━━━━━ INPUT MATERIAL ━━━━━
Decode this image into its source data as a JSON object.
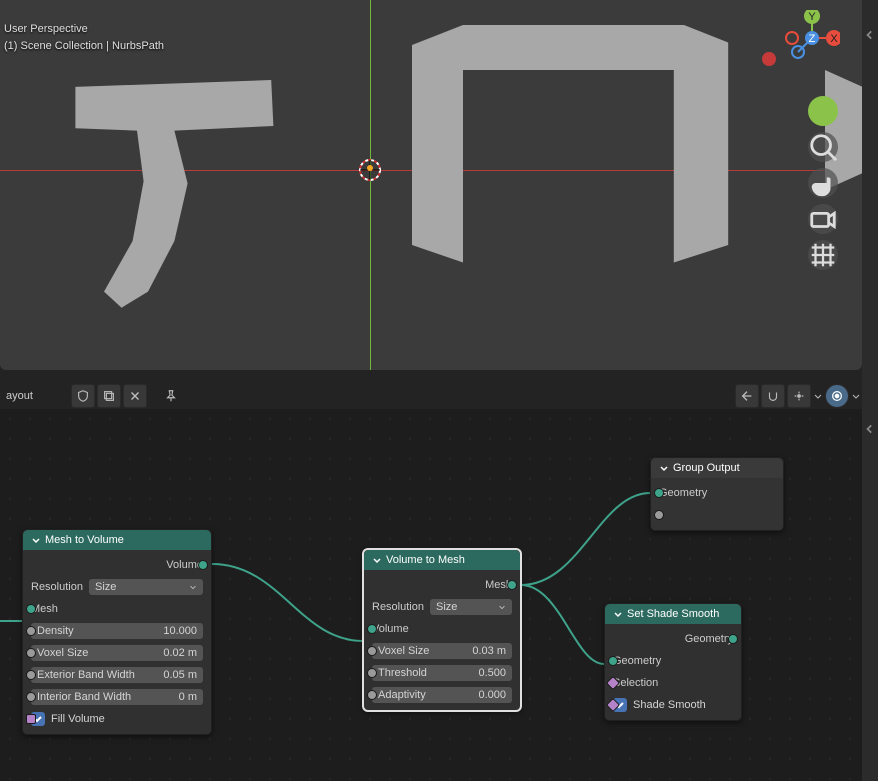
{
  "viewport": {
    "perspective_label": "User Perspective",
    "context_label": "(1) Scene Collection | NurbsPath"
  },
  "gizmo": {
    "axes": {
      "x": "X",
      "y": "Y",
      "z": "Z"
    }
  },
  "node_editor_header": {
    "layout_label": "ayout"
  },
  "nodes": {
    "mesh_to_volume": {
      "title": "Mesh to Volume",
      "out_volume": "Volume",
      "resolution_label": "Resolution",
      "resolution_value": "Size",
      "in_mesh": "Mesh",
      "density_label": "Density",
      "density_value": "10.000",
      "voxel_label": "Voxel Size",
      "voxel_value": "0.02 m",
      "ext_band_label": "Exterior Band Width",
      "ext_band_value": "0.05 m",
      "int_band_label": "Interior Band Width",
      "int_band_value": "0 m",
      "fill_label": "Fill Volume"
    },
    "volume_to_mesh": {
      "title": "Volume to Mesh",
      "out_mesh": "Mesh",
      "resolution_label": "Resolution",
      "resolution_value": "Size",
      "in_volume": "Volume",
      "voxel_label": "Voxel Size",
      "voxel_value": "0.03 m",
      "threshold_label": "Threshold",
      "threshold_value": "0.500",
      "adaptivity_label": "Adaptivity",
      "adaptivity_value": "0.000"
    },
    "set_shade_smooth": {
      "title": "Set Shade Smooth",
      "out_geometry": "Geometry",
      "in_geometry": "Geometry",
      "in_selection": "Selection",
      "shade_label": "Shade Smooth"
    },
    "group_output": {
      "title": "Group Output",
      "in_geometry": "Geometry"
    }
  }
}
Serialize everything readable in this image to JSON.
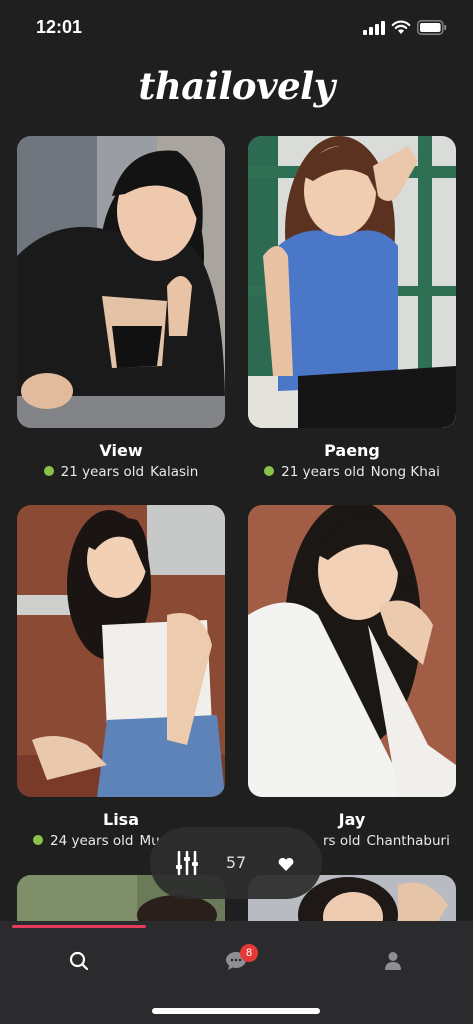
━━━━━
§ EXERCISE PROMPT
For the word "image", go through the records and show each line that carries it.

§ SOLVED PROBLEM
Decode this image into its source data as a JSON object.
Serialize everything readable in this image to JSON.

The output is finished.